I have argued here and elsewhere that in my opinion, the existing prevalent educational theories and practices as well as the school systems operating under them are not only not addressing these concerning issues but rather contributing to and exacerbating them.  Rather than being part of the solution, they are indeed part of the problem.  By removing consequences, open competition and the introduction of a socialization of excellence through the advocacy of mediocracy, schools are actively encouraging attitudes, beliefs and behaviours predestined and predetermined to create frustration and mental illness in adulthood.  

Schools should have as part of their primary mission, the preparation of children for adulthood and this preparation should should not be for an imaginary society envisaged through the socialization policies of governments or other groups but rather the hard reality of life as it is rather than life as it should or could be.  We can only build a better world and life after having come to grips with the reality of things as they are.  The creation of resiliency of character through the confrontation of challenging and discomforting situations combined with the experience of success and failure are required.   Necessary also is the creation of the authentic self-confidence and self-direction that allow young adults to become the captain of their own ship and not merely a passenger.

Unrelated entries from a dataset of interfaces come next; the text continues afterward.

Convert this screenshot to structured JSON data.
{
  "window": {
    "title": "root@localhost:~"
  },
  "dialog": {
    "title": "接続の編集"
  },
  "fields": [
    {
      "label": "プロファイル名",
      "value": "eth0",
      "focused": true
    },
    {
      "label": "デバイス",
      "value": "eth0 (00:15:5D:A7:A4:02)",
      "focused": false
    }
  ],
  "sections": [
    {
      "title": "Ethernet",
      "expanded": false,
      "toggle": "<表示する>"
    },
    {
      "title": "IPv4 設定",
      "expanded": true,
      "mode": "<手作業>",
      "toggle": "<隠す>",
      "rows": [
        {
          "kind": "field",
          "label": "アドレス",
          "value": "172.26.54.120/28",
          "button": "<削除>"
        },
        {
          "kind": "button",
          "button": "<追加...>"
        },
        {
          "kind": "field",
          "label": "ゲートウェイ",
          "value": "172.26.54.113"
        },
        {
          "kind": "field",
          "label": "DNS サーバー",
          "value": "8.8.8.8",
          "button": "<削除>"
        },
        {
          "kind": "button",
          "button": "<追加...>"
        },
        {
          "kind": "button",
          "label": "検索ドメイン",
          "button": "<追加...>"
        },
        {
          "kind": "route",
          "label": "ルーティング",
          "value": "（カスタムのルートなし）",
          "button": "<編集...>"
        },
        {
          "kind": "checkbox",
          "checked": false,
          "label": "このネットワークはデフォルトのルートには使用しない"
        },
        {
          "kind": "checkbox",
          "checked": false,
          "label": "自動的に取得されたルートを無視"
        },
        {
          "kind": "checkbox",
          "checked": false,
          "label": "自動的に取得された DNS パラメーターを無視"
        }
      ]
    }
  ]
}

Much is said about leadership these days.  However, to be a true leader one must also lead oneself.  That is to say, that self-confidence is no substitute for competence and competence can only exist where there is a firm grasp of situations as they are and not through some coloured lens of self-aggrandizement.  I was told of a study conducted in the USA that indicated that that the results of the current focus upon self-esteem had not led to improved accomplishments but rather to feeling better about accomplishing less.  An enhanced sense of self-confidence based upon little if anything to support it, is a shallow victory doomed to failure.  Leadership involves not only knowing where you are going and how to get there but also having command over oneself before it is extended to others.  These should be the objectives for all high school graduates as they enter adulthood.  We may all have a dream of a promised land, but it is a long walk with many obstacles to get there.  Let us also at least get out the road map before we start walking.

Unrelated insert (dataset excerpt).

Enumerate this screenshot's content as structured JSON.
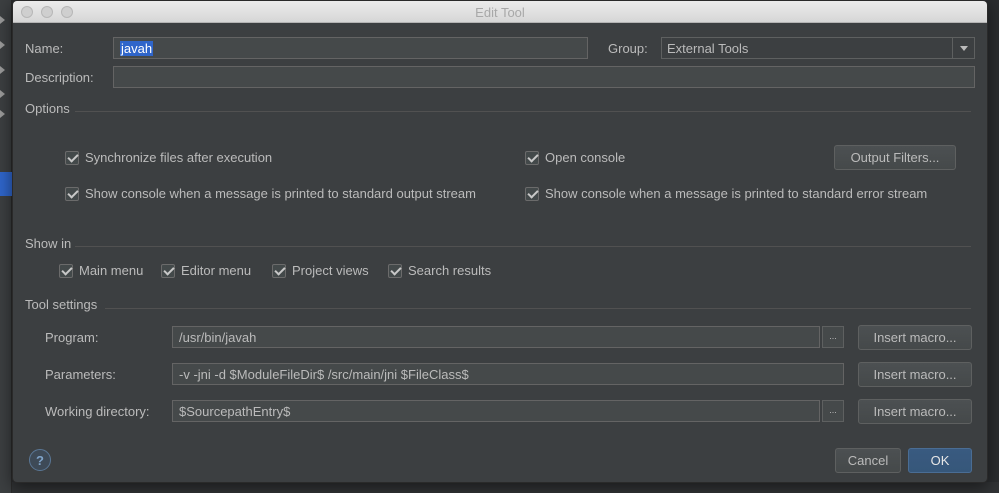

And so in closing Gong Xi Fa Chai and best wishes for the year of the rabbit.  Let us all hope that the coming year of the hare will be less hair raising than the last.  May you direct change rather than succumb to it and encourage your children to become the kind of adults that will benefit themselves and all of those they encounter.  This will not come by giving them what they want but rather through providing them with what they need. Giving birth, though painful, is a finite process. Parenting on the other hand proves to be an agonizing, though ultimately rewarding, prolonged journey requiring stamina and resolve. It requires leadership and direction, self-discipline and resolve and in the end taking on the role of the grown-up in the room.